Here we go again. This weekend time will shift one hour ahead as we complete the nonsensical ritual of changing our clocks to observe daylight saving time.
This strange ritual that has become ingrained in our lives boasts an interesting history. In 1784, Benjamin Franklin published a satirical essay in a French newspaper suggesting that Parisians could save $200 million through “the economy of using sunshine instead of candles.” Many people attribute the origin of the idea of daylight saving time to our Founding Father’s epistle.
In the United States, the clock-changing practice began just over one hundred years ago, in 1918, when the United States Congress decided to manipulate time by passing the Standard Time Act to save energy and create time zones. Back then, coal was our exclusive energy source and ensuring that Americans had more daylight working hours made sense.
Now, it’s hard to find reasons to support the continued observance of this practice. In 2008, the U.S. Department of Energy assessed the effect of observing daylight saving time on national energy consumption. It found that resetting our clocks amounts to a reduction in our total energy consumption of 0.02 percent. The study also determined that sticking with one time could actually save approximately 0.5 percent of electricity per day nationwide.
The practice of changing our clocks has other significant drawbacks. The risk of heart attack increases 10 percent in the days following springing forward, most likely caused by sleep deprivation and the interruption of biological rhythms. Studies also indicate that we are more likely to get sick, less productive, and frankly just exhausted directly following the time change.
Based on this data, it is hard to explain why we still change our clocks. Perhaps it is due to special interests. Congress passed the Energy Act of 2005, which extended the length of daylight saving time an extra week in the fall, in large part due to an effort by candy producers to allow for an additional daylight hour on the night of Halloween for trick-or-treating.
California and Florida have elected to observe daylight saving time year-round. It’s time for Texans to pick one – daylight saving time or standard time – and stick with it.
During the legislative session that ended in May of last year, we filed legislation seeking to end this primitive practice.
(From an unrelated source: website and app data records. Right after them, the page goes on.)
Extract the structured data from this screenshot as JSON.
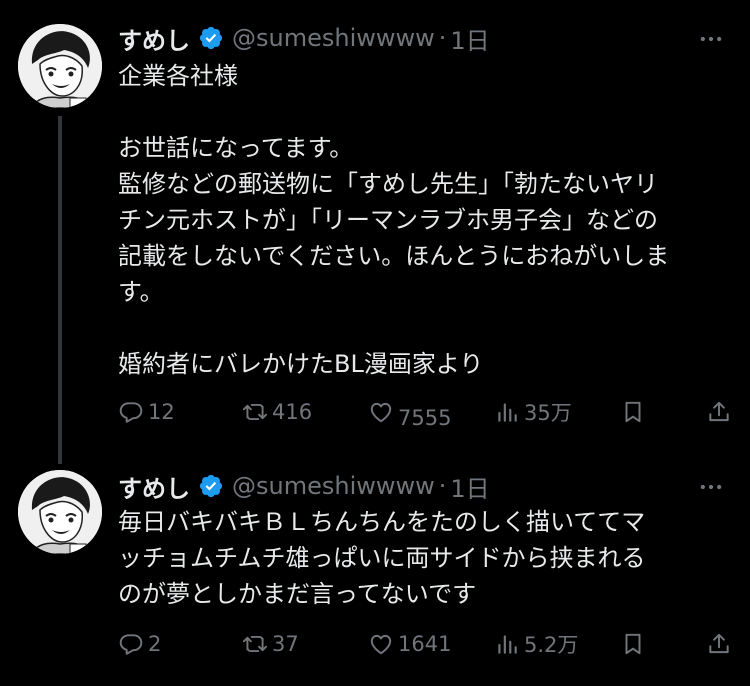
{
  "tweets": [
    {
      "author": {
        "display_name": "すめし",
        "handle": "@sumeshiwwww",
        "verified": true
      },
      "separator": "·",
      "time": "1日",
      "text_lines": [
        "企業各社様",
        "",
        "お世話になってます。",
        "監修などの郵送物に「すめし先生」「勃たないヤリ",
        "チン元ホストが」「リーマンラブホ男子会」などの",
        "記載をしないでください。ほんとうにおねがいしま",
        "す。",
        "",
        "婚約者にバレかけたBL漫画家より"
      ],
      "stats": {
        "replies": "12",
        "retweets": "416",
        "likes": "7555",
        "views": "35万"
      }
    },
    {
      "author": {
        "display_name": "すめし",
        "handle": "@sumeshiwwww",
        "verified": true
      },
      "separator": "·",
      "time": "1日",
      "text_lines": [
        "毎日バキバキＢＬちんちんをたのしく描いててマ",
        "ッチョムチムチ雄っぱいに両サイドから挟まれる",
        "のが夢としかまだ言ってないです"
      ],
      "stats": {
        "replies": "2",
        "retweets": "37",
        "likes": "1641",
        "views": "5.2万"
      }
    }
  ],
  "icons": {
    "verified": "verified-badge-icon",
    "more": "more-options-icon",
    "reply": "reply-icon",
    "retweet": "retweet-icon",
    "like": "heart-icon",
    "views": "views-chart-icon",
    "bookmark": "bookmark-icon",
    "share": "share-icon"
  },
  "colors": {
    "background": "#000000",
    "text_primary": "#e7e9ea",
    "text_secondary": "#71767b",
    "verified_blue": "#1d9bf0",
    "thread_line": "#333639"
  }
}
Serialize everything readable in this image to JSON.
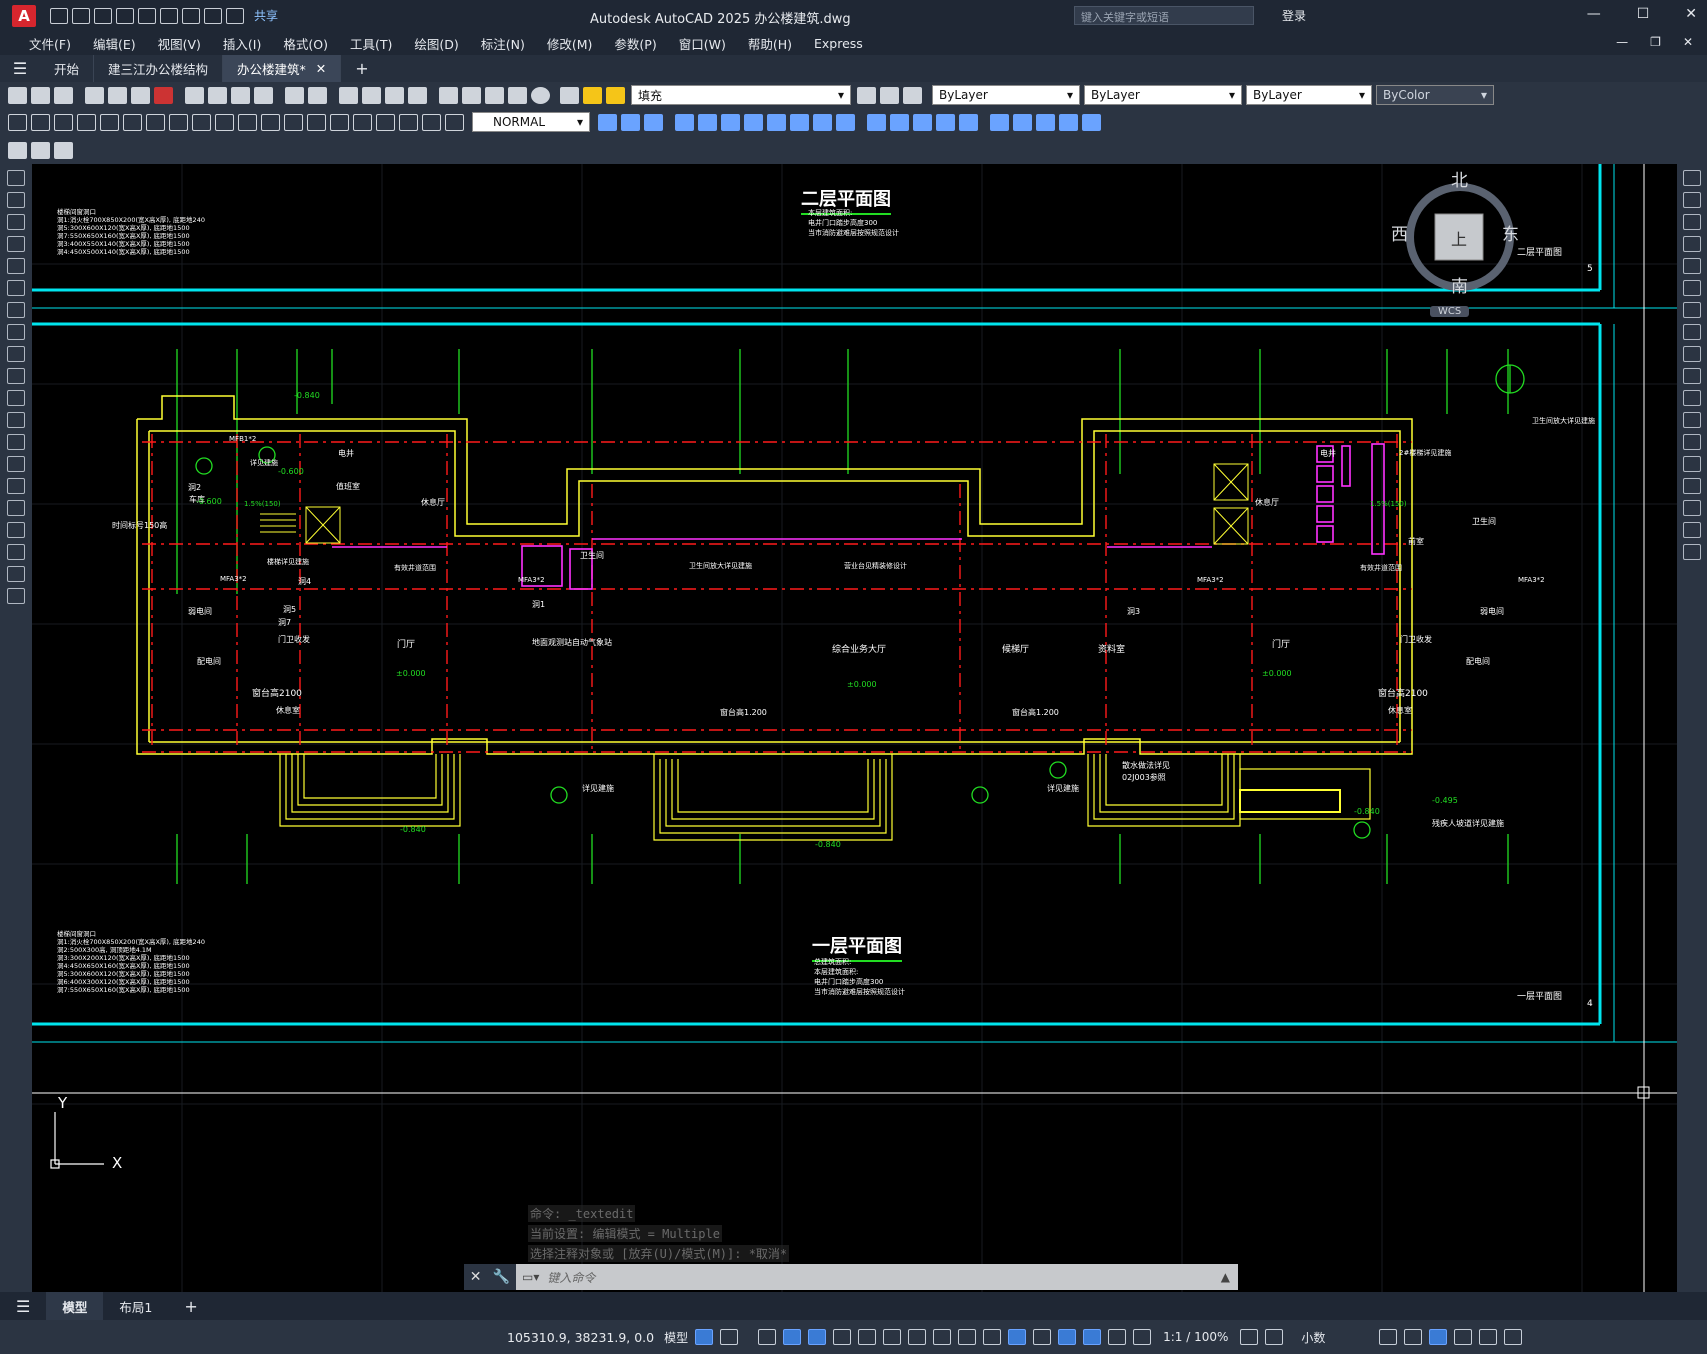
{
  "window": {
    "title": "Autodesk AutoCAD 2025    办公楼建筑.dwg",
    "app_letter": "A",
    "share": "共享",
    "search_placeholder": "键入关键字或短语",
    "login": "登录"
  },
  "menu": [
    "文件(F)",
    "编辑(E)",
    "视图(V)",
    "插入(I)",
    "格式(O)",
    "工具(T)",
    "绘图(D)",
    "标注(N)",
    "修改(M)",
    "参数(P)",
    "窗口(W)",
    "帮助(H)",
    "Express"
  ],
  "tabs": [
    "开始",
    "建三江办公楼结构",
    "办公楼建筑*"
  ],
  "toolbar": {
    "layer": "填充",
    "color": "ByLayer",
    "linetype": "ByLayer",
    "lineweight": "ByLayer",
    "plotstyle": "ByColor",
    "dimstyle": "NORMAL"
  },
  "viewcube": {
    "north": "北",
    "south": "南",
    "west": "西",
    "east": "东",
    "top": "上",
    "wcs": "WCS"
  },
  "drawing": {
    "title_upper": "二层平面图",
    "title_lower": "一层平面图",
    "upper_notes": [
      "本层建筑面积:",
      "电井门口踏步高度300",
      "当市消防避难层按照规范设计"
    ],
    "lower_notes": [
      "总建筑面积:",
      "本层建筑面积:",
      "电井门口踏步高度300",
      "当市消防避难层按照规范设计"
    ],
    "frame_label_upper": "二层平面图",
    "frame_label_lower": "一层平面图",
    "frame_num_upper": "5",
    "frame_num_lower": "4",
    "door_schedule_upper": [
      "楼梯间窗洞口",
      "洞1:消火栓700X850X200(宽X高X厚), 底距地240",
      "洞5:300X600X120(宽X高X厚), 底距地1500",
      "洞7:550X650X160(宽X高X厚), 底距地1500",
      "洞3:400X550X140(宽X高X厚), 底距地1500",
      "洞4:450X500X140(宽X高X厚), 底距地1500"
    ],
    "door_schedule_lower": [
      "楼梯间窗洞口",
      "洞1:消火栓700X850X200(宽X高X厚), 底距地240",
      "洞2:500X300高, 洞顶距地4.1M",
      "洞3:300X200X120(宽X高X厚), 底距地1500",
      "洞4:450X650X160(宽X高X厚), 底距地1500",
      "洞5:300X600X120(宽X高X厚), 底距地1500",
      "洞6:400X300X120(宽X高X厚), 底距地1500",
      "洞7:550X650X160(宽X高X厚), 底距地1500"
    ],
    "rooms": [
      "门厅",
      "地面观测站自动气象站",
      "综合业务大厅",
      "候梯厅",
      "资料室",
      "门厅",
      "门卫收发",
      "配电间",
      "弱电间",
      "弱电间",
      "门卫收发",
      "配电间",
      "值班室",
      "休息室",
      "休息室",
      "卫生间",
      "卫生间",
      "电井",
      "电井",
      "前室",
      "车库",
      "休息厅",
      "休息厅"
    ],
    "labels": [
      "±0.000",
      "±0.000",
      "±0.000",
      "-0.840",
      "-0.840",
      "-0.840",
      "-0.840",
      "-0.600",
      "-0.600",
      "-0.495",
      "窗台高2100",
      "窗台高2100",
      "窗台高1.200",
      "窗台高1.200",
      "详见建施",
      "详见建施",
      "详见建施",
      "有效井道范围",
      "有效井道范围",
      "卫生间放大详见建施",
      "卫生间放大详见建施",
      "营业台见精装修设计",
      "残疾人坡道详见建施",
      "散水做法详见",
      "02J003参照",
      "楼梯详见建施",
      "2#楼梯详见建施",
      "MFA3*2",
      "MFA3*2",
      "MFA3*2",
      "MFA3*2",
      "时间标号150高",
      "洞1",
      "洞2",
      "洞3",
      "洞4",
      "洞5",
      "洞7",
      "MFB1*2",
      "1.5%(150)",
      "1.5%(150)"
    ]
  },
  "command": {
    "history": [
      "命令: _textedit",
      "当前设置: 编辑模式 = Multiple",
      "选择注释对象或 [放弃(U)/模式(M)]: *取消*"
    ],
    "placeholder": "键入命令"
  },
  "layouts": [
    "模型",
    "布局1"
  ],
  "status": {
    "coords": "105310.9, 38231.9, 0.0",
    "model": "模型",
    "scale": "1:1 / 100%",
    "units": "小数"
  },
  "colors": {
    "canvas": "#000000",
    "cyan": "#00e5ee",
    "red": "#ff1a1a",
    "yellow": "#ffff33",
    "green": "#22dd22",
    "magenta": "#ff33ff",
    "accent": "#3a7bd5"
  }
}
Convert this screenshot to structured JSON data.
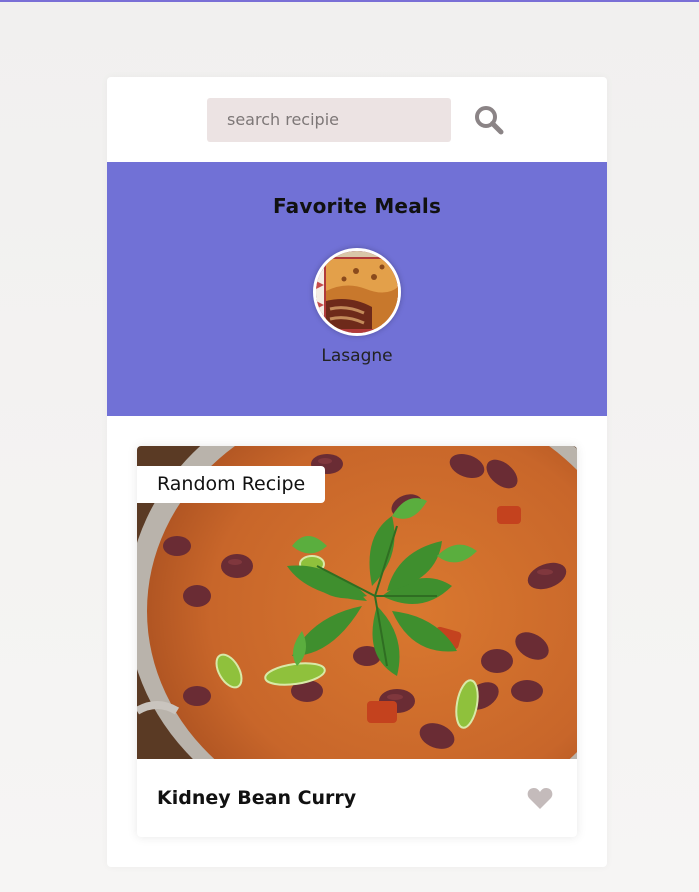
{
  "search": {
    "placeholder": "search recipie",
    "value": "",
    "button_icon": "search-icon"
  },
  "favorites": {
    "title": "Favorite Meals",
    "items": [
      {
        "name": "Lasagne"
      }
    ]
  },
  "random_meal": {
    "tag": "Random Recipe",
    "title": "Kidney Bean Curry",
    "favorite_icon": "heart-icon",
    "is_favorite": false
  },
  "colors": {
    "accent": "#7171d6",
    "search_bg": "#ece3e3",
    "icon_gray": "#8b8486",
    "heart_gray": "#c4bbbb"
  }
}
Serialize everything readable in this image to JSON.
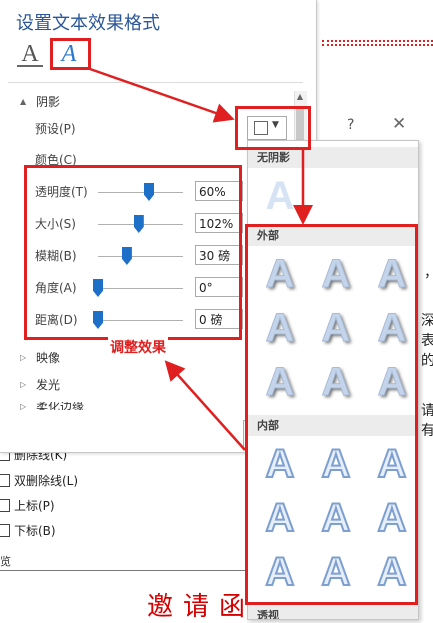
{
  "pane": {
    "title": "设置文本效果格式",
    "tab_fill_glyph": "A",
    "tab_effects_glyph": "A",
    "section_shadow": "阴影",
    "preset_label": "预设(P)",
    "color_label": "颜色(C)",
    "rows": [
      {
        "label": "透明度(T)",
        "value": "60%",
        "level": 0.6
      },
      {
        "label": "大小(S)",
        "value": "102%",
        "level": 0.48
      },
      {
        "label": "模糊(B)",
        "value": "30 磅",
        "level": 0.34
      },
      {
        "label": "角度(A)",
        "value": "0°",
        "level": 0.0
      },
      {
        "label": "距离(D)",
        "value": "0 磅",
        "level": 0.0
      }
    ],
    "section_reflection": "映像",
    "section_glow": "发光",
    "section_soft_edges": "柔化边缘",
    "annotation": "调整效果",
    "scroll_up_glyph": "▲",
    "expand_glyph": "▲",
    "collapse_glyph": "▷"
  },
  "gallery": {
    "no_shadow": "无阴影",
    "outer": "外部",
    "inner": "内部",
    "perspective": "透视",
    "glyph": "A",
    "question": "?",
    "close": "✕"
  },
  "document": {
    "options": [
      "删除线(K)",
      "双删除线(L)",
      "上标(P)",
      "下标(B)"
    ],
    "right_texts": [
      "，",
      "深",
      "表",
      "的",
      "请",
      "有"
    ],
    "invite": "邀请函",
    "preview_label": "览"
  },
  "colors": {
    "annotation_red": "#e02020",
    "accent_blue": "#2b5797",
    "slider_blue": "#1e6fc7"
  }
}
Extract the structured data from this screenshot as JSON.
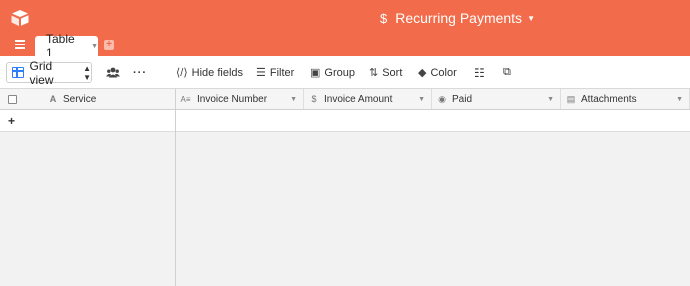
{
  "header": {
    "base_title": "Recurring Payments",
    "base_icon": "dollar-icon",
    "accent_color": "#f26b4a"
  },
  "tabs": [
    {
      "label": "Table 1"
    }
  ],
  "toolbar": {
    "view_label": "Grid view",
    "hide_fields": "Hide fields",
    "filter": "Filter",
    "group": "Group",
    "sort": "Sort",
    "color": "Color"
  },
  "table": {
    "primary_column": {
      "label": "Service",
      "icon": "text-type-icon"
    },
    "columns": [
      {
        "label": "Invoice Number",
        "icon": "long-text-icon"
      },
      {
        "label": "Invoice Amount",
        "icon": "currency-icon"
      },
      {
        "label": "Paid",
        "icon": "single-select-icon"
      },
      {
        "label": "Attachments",
        "icon": "attachment-icon"
      }
    ],
    "rows": []
  }
}
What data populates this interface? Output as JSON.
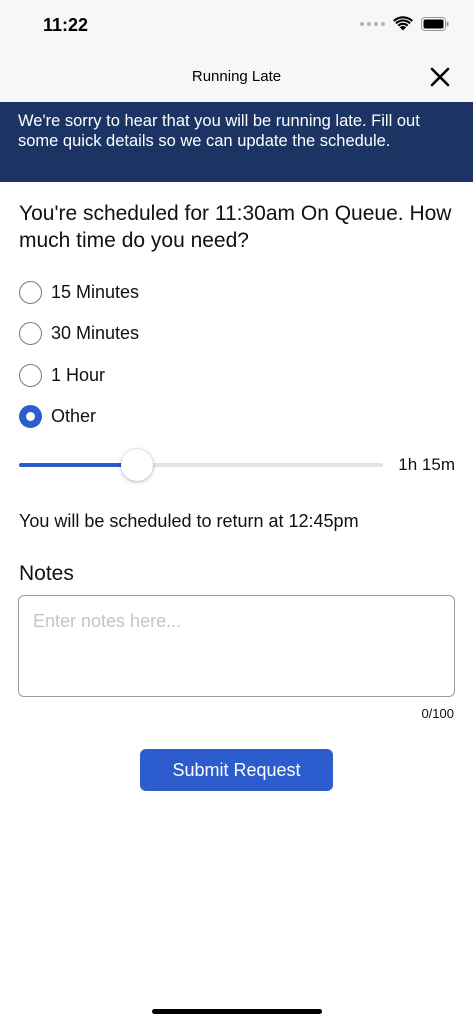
{
  "status_bar": {
    "time": "11:22",
    "icons": [
      "cellular-icon",
      "wifi-icon",
      "battery-icon"
    ]
  },
  "nav": {
    "title": "Running Late",
    "close_icon": "close-icon"
  },
  "banner": {
    "text": "We're sorry to hear that you will be running late. Fill out some quick details so we can update the schedule.",
    "background": "#1b3464"
  },
  "question": {
    "text": "You're scheduled for 11:30am On Queue. How much time do you need?"
  },
  "time_options": [
    {
      "label": "15 Minutes",
      "selected": false
    },
    {
      "label": "30 Minutes",
      "selected": false
    },
    {
      "label": "1 Hour",
      "selected": false
    },
    {
      "label": "Other",
      "selected": true
    }
  ],
  "slider": {
    "fraction": 0.325,
    "value_label": "1h 15m"
  },
  "return_text": "You will be scheduled to return at 12:45pm",
  "notes": {
    "label": "Notes",
    "placeholder": "Enter notes here...",
    "value": "",
    "char_count": "0/100"
  },
  "submit": {
    "label": "Submit Request"
  },
  "colors": {
    "accent": "#2d5ccf",
    "banner": "#1b3464"
  }
}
Joint resolution 117, if passed, would have allowed Texans the opportunity to vote whether to stay on standard time year-round or daylight saving time year-round. HJR 117 passed the House 133-9. Frustratingly, once the bill reached the Senate, it was never referred to a committee. The proposal died in the Senate without even a word spoken about it on the Senate floor.
Had the bill passed in the Senate, it would have been the first time since daylight saving time was enacted over a century ago that voters in Texas would have had the opportunity to vote to end the biannual clock changing process.
Though we were unsuccessful in our quest to give you, Texas voters, a chance to finally end the illogical practice of changing our clocks, we are moving forward with plans to file the legislation again in the 87th Legislative Session, which begins in 2021. In the meantime, we urge you to contact your state legislators, Lt. Governor Dan Patrick, and Gov. Abbott to implore them to move this legislation forward next session.
Lyle Larson, R-San Antonio, is a member of the Texas House of Representatives. He can be reached at firstname.lastname@example.org or @RepLyleLarson.